    I still think the WBC is a good thing. It's important to a lot of players, and it's important to a lot of fans–albeit mostly fans in other countries. But that game annoyed me. The weather was nasty, the field was wet, there's already a lot of players injured on the U.S. roster, and the only thing on the line was seeding in a tournament where the final round is played at a predetermined, neutral site? It just didn't make sense to play that game.

  • Anonymous

    Isn't everybody more surprised that he hasn't already been a Met? Doesn't he seem just that familiar?
    I think you're mistaking Livan for his brother, Orlando. You know, the guy who we all used to fill this very spot one year ago only to be grossly disappointed.
    That might feel like pre-emptive déjà vu, too.

  • Anonymous

    His Inevitable Metness transcends El Duque. He's been rumored to be On His Way for so long that somehow it seems like he's been here the whole time.

  • Anonymous

    Like that crappy Tigers OF/1B we seemed constantly on the verge of acquiring from about 2001-2006. Bobby something?

  • Anonymous

    Livan is an inning-eater, which means besides keeping us in those 5th games, he'll help keep the bullpen fresh for the other 4 games. If he pitches as well when the season starts as he is now, he'll be an important component.

  • Anonymous

    Actually, What's amusing is that Livan probably won't be on the Opening Day roster due to keeping an extra batter until the 5th spot pops up or whatever, yet he'll still probably come up to New York and pitch against the Red Sox. He'll just have to turn around and go back to Port St. Lucie to wait while the others go off to Cincinnati.

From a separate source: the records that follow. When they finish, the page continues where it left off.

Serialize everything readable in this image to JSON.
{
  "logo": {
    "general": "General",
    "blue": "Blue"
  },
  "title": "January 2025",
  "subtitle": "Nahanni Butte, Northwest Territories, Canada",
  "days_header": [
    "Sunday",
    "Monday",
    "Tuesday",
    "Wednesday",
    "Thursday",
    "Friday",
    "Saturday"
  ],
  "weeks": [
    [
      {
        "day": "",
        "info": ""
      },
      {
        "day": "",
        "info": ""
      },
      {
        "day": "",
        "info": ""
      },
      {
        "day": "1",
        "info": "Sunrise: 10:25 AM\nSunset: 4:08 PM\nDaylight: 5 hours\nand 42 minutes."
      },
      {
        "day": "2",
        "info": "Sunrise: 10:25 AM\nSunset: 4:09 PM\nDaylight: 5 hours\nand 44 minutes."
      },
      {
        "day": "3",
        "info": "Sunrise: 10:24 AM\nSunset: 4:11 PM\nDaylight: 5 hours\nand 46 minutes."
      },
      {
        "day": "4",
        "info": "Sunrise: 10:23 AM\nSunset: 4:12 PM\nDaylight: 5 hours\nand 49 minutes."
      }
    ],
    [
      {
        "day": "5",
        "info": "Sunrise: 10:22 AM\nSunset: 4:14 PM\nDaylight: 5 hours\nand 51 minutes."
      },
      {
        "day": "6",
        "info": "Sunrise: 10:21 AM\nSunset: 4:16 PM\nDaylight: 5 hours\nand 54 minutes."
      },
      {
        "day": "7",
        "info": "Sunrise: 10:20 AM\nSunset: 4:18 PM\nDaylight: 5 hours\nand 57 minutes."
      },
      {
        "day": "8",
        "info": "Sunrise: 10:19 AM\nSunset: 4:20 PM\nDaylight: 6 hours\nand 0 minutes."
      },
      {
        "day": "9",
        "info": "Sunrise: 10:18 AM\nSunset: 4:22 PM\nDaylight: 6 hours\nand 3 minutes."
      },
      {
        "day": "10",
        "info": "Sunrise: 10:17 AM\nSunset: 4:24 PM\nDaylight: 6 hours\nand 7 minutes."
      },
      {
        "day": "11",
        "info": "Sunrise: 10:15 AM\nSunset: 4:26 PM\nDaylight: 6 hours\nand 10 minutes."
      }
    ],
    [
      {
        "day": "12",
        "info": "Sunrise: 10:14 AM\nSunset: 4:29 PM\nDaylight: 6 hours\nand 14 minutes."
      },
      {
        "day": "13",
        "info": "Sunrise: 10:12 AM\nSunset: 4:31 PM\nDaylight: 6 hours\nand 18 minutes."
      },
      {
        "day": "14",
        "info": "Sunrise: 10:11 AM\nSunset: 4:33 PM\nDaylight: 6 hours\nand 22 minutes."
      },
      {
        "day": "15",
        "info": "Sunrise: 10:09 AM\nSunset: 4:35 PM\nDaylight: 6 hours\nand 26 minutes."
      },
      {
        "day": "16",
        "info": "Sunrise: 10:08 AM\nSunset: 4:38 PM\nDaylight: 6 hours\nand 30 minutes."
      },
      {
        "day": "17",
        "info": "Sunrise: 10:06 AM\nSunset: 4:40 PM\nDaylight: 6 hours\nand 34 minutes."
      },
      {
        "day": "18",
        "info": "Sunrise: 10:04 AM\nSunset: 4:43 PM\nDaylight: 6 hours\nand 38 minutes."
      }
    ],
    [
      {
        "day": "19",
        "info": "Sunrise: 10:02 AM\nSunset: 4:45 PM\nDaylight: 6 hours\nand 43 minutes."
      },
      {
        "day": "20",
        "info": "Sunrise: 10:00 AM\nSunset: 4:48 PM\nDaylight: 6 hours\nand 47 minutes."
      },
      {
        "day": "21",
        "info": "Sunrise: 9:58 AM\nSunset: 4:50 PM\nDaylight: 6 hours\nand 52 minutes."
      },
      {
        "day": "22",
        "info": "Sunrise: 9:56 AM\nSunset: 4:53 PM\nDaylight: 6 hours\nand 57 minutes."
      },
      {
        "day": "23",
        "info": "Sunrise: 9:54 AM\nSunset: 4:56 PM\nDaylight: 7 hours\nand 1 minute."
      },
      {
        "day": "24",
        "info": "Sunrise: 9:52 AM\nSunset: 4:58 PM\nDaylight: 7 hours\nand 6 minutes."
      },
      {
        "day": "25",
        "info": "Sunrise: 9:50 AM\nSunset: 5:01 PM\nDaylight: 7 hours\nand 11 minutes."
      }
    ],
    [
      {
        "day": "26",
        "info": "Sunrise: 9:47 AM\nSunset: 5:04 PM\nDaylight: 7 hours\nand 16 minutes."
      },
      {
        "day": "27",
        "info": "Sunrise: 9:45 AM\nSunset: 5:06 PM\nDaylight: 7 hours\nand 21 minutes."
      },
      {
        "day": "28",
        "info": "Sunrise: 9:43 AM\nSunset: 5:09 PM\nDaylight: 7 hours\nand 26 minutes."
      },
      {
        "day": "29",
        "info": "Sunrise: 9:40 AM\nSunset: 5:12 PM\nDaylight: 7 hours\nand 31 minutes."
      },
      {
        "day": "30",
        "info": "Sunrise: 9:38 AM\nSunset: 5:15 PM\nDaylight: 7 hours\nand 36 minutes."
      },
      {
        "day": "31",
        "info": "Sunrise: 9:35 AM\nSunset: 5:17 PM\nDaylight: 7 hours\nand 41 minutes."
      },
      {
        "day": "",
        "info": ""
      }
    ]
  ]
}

  • Anonymous

    I know I'm late, but shouldn't that be AIPHOTNYM?